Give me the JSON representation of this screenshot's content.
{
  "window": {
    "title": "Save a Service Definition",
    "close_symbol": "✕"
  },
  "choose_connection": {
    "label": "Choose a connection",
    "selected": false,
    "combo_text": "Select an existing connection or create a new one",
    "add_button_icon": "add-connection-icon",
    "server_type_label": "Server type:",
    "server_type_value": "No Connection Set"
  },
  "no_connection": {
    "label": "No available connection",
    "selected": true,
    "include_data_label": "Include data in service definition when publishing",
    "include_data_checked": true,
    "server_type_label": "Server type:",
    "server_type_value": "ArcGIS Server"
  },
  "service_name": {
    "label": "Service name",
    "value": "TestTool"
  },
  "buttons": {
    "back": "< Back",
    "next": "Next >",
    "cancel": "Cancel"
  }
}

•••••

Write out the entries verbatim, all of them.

Give me the JSON representation of this screenshot's content.
{
  "window": {
    "title": "Save a Service Definition",
    "close_symbol": "✕"
  },
  "choose_connection": {
    "label": "Choose a connection",
    "selected": false,
    "combo_text": "Select an existing connection or create a new one",
    "add_button_icon": "add-connection-icon",
    "server_type_label": "Server type:",
    "server_type_value": "No Connection Set"
  },
  "no_connection": {
    "label": "No available connection",
    "selected": true,
    "include_data_label": "Include data in service definition when publishing",
    "include_data_checked": true,
    "server_type_label": "Server type:",
    "server_type_value": "ArcGIS Server"
  },
  "service_name": {
    "label": "Service name",
    "value": "TestTool"
  },
  "buttons": {
    "back": "< Back",
    "next": "Next >",
    "cancel": "Cancel"
  }
}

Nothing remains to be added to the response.